Dakota Spirit AgEnergy is an ethanol plant producing 70 million gallons per year utilizing locally grown corn as its raw material. The plant has operated since 2015. At the heart of the problem are exemptions being granted for some refineries, eliminating their need to meet the Renewable Fuel Act, according to Scott Richman, chief economist for the Renewable Fuel Association, the national trade group of the biofuels industry.
“Right now, there is a big hurt on the ethanol industry,” he said.
Richman said the Renewable Fuel Act requires refineries to include ethanol or other renewable fuels in the vehicle fuels it produces unless they apply for and receive an exemption. Exemptions can be granted if meeting the standards would create a financial hardship for the refinery.
“During the Obama administration a handful of exemptions were granted any given year,” Richman said. “It wasn’t until the Trump administration, with Scott Pruitt administrator of the EPA (Environmental Protection Agency) that it became a problem. Between 2016 and 2018, they retroactively granted exemptions to 85 facilities, eliminating demand for 4 billion gallons of ethanol.”
In 2018, American ethanol plants produced 16 billion gallons of the world’s 28 billion gallon output.
Zueger said the latest round of exemptions included 31 oil refineries and reduced demand for ethanol by 1.4 billion gallons.
“These small refiner exemptions directly impact corn prices by reducing demand for corn that would have been processed into ethanol and feed products,” he said. “The latest 1.4 billion gallon waiver eliminates the demand for 500 million bushels of corn. This is very impactful for farmers at a time when we have sustained low prices for their product.”

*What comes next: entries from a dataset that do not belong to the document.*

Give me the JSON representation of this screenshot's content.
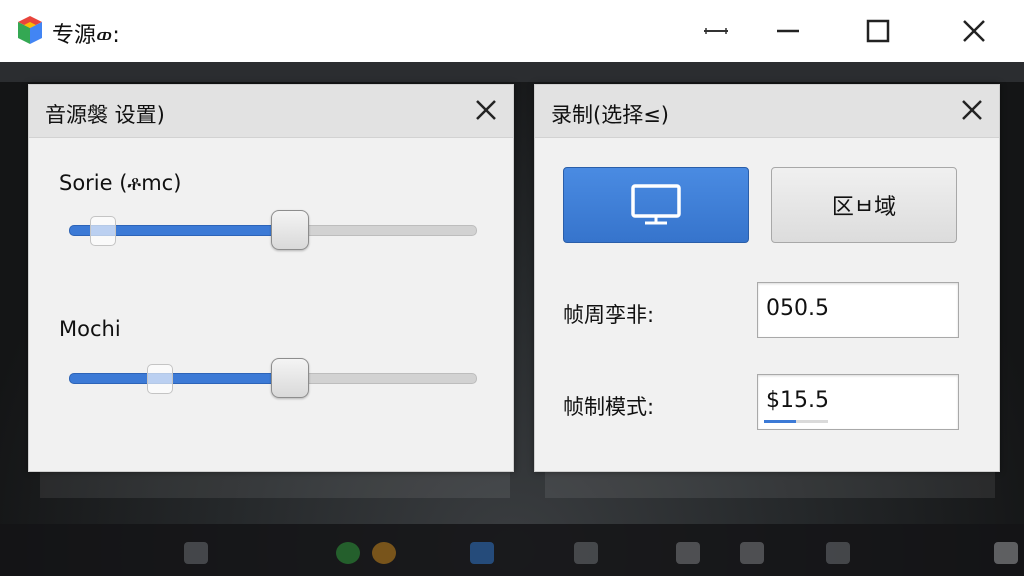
{
  "window": {
    "title": "专源ወ:"
  },
  "audio_panel": {
    "title": "音源褩 设置)",
    "sliders": [
      {
        "label": "Sorie (ቶmc)",
        "value_percent": 54
      },
      {
        "label": "Mochi",
        "value_percent": 54
      }
    ]
  },
  "record_panel": {
    "title": "录制(选择≤)",
    "mode_buttons": {
      "screen_icon": "monitor-icon",
      "region_label": "区ㅂ域",
      "selected": "screen"
    },
    "fields": [
      {
        "label": "帧周孪非:",
        "value": "050.5"
      },
      {
        "label": "帧制模式:",
        "value": "$15.5",
        "progress_percent": 50
      }
    ]
  },
  "colors": {
    "accent": "#3c7ad6",
    "panel_bg": "#f1f1f1",
    "header_bg": "#e2e2e2"
  }
}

In an Aug. 9 press release announcing it had granted the 31 exemptions, the EPA touted the move as part of its reduction in “regulatory burden.”
“EPA is proud to announce its intention to further explore opportunities to remove regulatory burdens that prevent marketplace entrance and growth to natural gas, flexible fuel vehicles, and E85 fuels,” the press release said. “EPA welcomes the opportunity to engage with stakeholders to explore deregulatory options in the coming months to ensure that it plays its part in supporting American farmers and consumers. “
The United States has also lost export markets, Richman said.
“China had been a 200 million gallon per year market,” he said. “Now there is a 70% or higher tariff on ethanol shipped to China.”
Richman said the United States and Brazil had freely traded ethanol in both directions but now American exports to Brazil are on a quota system.
“Trade issues regarding exports are quite unhealthy right now,” he said.
Zueger said the loss of domestic and foreign markets is hitting the industry hard.
“it is problematic to see a shift in policy undermining the effort to get renewable fuels in the marketplace,” he said. “Plants in the United States may be throttling production.”
Richman said 17 ethanol plants had closed down or idled operation in the United States in the last 12 months. Those plants would have bought and processed an estimated 350 million bushels of corn per year if they had been in operation.
Zueger said the plants operated by Midwest AgEnergy, Blue Flint at Underwood, North Dakota, and Dakota Spirit at Spiritwood continue to operate at full capacity although on very slim profit margins.
“It is estimated that today over 75% of the ethanol industry is losing money,” he said in an email. “These small refiner exemptions combined with trade restrictions limiting export opportunities for our product is forcing plants to slow down or shutdown. We will continue to see plants slow down or shut down if the EPA continues to remove demand for our product through misapplication of the law.”
Zueger said he was not aware of any plans within the industry for expansion although some plants may be considering investments in improved efficiency or diversification to other products.
“I don’t see how you would invest dollars into conventional production of ethanol in this environment,” he said.